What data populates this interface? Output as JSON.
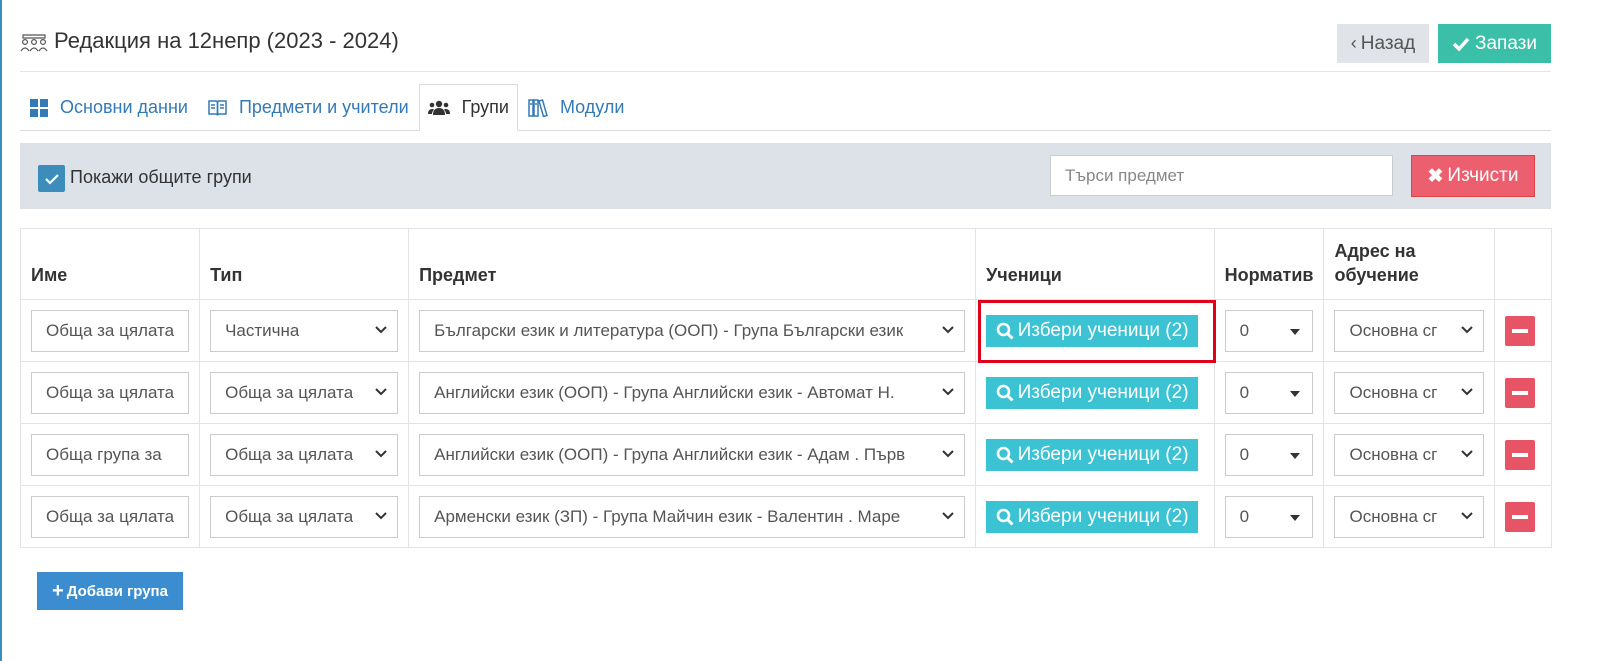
{
  "header": {
    "title": "Редакция на 12непр (2023 - 2024)",
    "back_label": "Назад",
    "save_label": "Запази"
  },
  "tabs": [
    {
      "label": "Основни данни",
      "icon": "grid-icon",
      "active": false
    },
    {
      "label": "Предмети и учители",
      "icon": "book-icon",
      "active": false
    },
    {
      "label": "Групи",
      "icon": "users-icon",
      "active": true
    },
    {
      "label": "Модули",
      "icon": "library-icon",
      "active": false
    }
  ],
  "filter": {
    "show_common_label": "Покажи общите групи",
    "show_common_checked": true,
    "search_placeholder": "Търси предмет",
    "clear_label": "Изчисти"
  },
  "table": {
    "headers": {
      "name": "Име",
      "type": "Тип",
      "subject": "Предмет",
      "students": "Ученици",
      "norm": "Норматив",
      "address_line1": "Адрес на",
      "address_line2": "обучение"
    },
    "rows": [
      {
        "name": "Обща за цялата",
        "type": "Частична",
        "subject": "Български език и литература (ООП) - Група Български език",
        "students_btn": "Избери ученици (2)",
        "norm": "0",
        "address": "Основна сг"
      },
      {
        "name": "Обща за цялата",
        "type": "Обща за цялата",
        "subject": "Английски език (ООП) - Група Английски език - Автомат Н.",
        "students_btn": "Избери ученици (2)",
        "norm": "0",
        "address": "Основна сг"
      },
      {
        "name": "Обща група за",
        "type": "Обща за цялата",
        "subject": "Английски език (ООП) - Група Английски език - Адам . Първ",
        "students_btn": "Избери ученици (2)",
        "norm": "0",
        "address": "Основна сг"
      },
      {
        "name": "Обща за цялата",
        "type": "Обща за цялата",
        "subject": "Арменски език (ЗП) - Група Майчин език - Валентин . Маре",
        "students_btn": "Избери ученици (2)",
        "norm": "0",
        "address": "Основна сг"
      }
    ]
  },
  "add_group_label": "Добави група",
  "colors": {
    "accent": "#3c8dbc",
    "save": "#3cbfa9",
    "danger": "#ec5f6e",
    "info": "#3cc3d3",
    "highlight": "#e0001a"
  }
}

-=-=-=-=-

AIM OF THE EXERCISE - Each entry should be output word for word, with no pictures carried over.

PROBLEM SOLUTION -
What data populates this interface? Output as JSON.
{
  "header": {
    "title": "Редакция на 12непр (2023 - 2024)",
    "back_label": "Назад",
    "save_label": "Запази"
  },
  "tabs": [
    {
      "label": "Основни данни",
      "icon": "grid-icon",
      "active": false
    },
    {
      "label": "Предмети и учители",
      "icon": "book-icon",
      "active": false
    },
    {
      "label": "Групи",
      "icon": "users-icon",
      "active": true
    },
    {
      "label": "Модули",
      "icon": "library-icon",
      "active": false
    }
  ],
  "filter": {
    "show_common_label": "Покажи общите групи",
    "show_common_checked": true,
    "search_placeholder": "Търси предмет",
    "clear_label": "Изчисти"
  },
  "table": {
    "headers": {
      "name": "Име",
      "type": "Тип",
      "subject": "Предмет",
      "students": "Ученици",
      "norm": "Норматив",
      "address_line1": "Адрес на",
      "address_line2": "обучение"
    },
    "rows": [
      {
        "name": "Обща за цялата",
        "type": "Частична",
        "subject": "Български език и литература (ООП) - Група Български език",
        "students_btn": "Избери ученици (2)",
        "norm": "0",
        "address": "Основна сг"
      },
      {
        "name": "Обща за цялата",
        "type": "Обща за цялата",
        "subject": "Английски език (ООП) - Група Английски език - Автомат Н.",
        "students_btn": "Избери ученици (2)",
        "norm": "0",
        "address": "Основна сг"
      },
      {
        "name": "Обща група за",
        "type": "Обща за цялата",
        "subject": "Английски език (ООП) - Група Английски език - Адам . Първ",
        "students_btn": "Избери ученици (2)",
        "norm": "0",
        "address": "Основна сг"
      },
      {
        "name": "Обща за цялата",
        "type": "Обща за цялата",
        "subject": "Арменски език (ЗП) - Група Майчин език - Валентин . Маре",
        "students_btn": "Избери ученици (2)",
        "norm": "0",
        "address": "Основна сг"
      }
    ]
  },
  "add_group_label": "Добави група",
  "colors": {
    "accent": "#3c8dbc",
    "save": "#3cbfa9",
    "danger": "#ec5f6e",
    "info": "#3cc3d3",
    "highlight": "#e0001a"
  }
}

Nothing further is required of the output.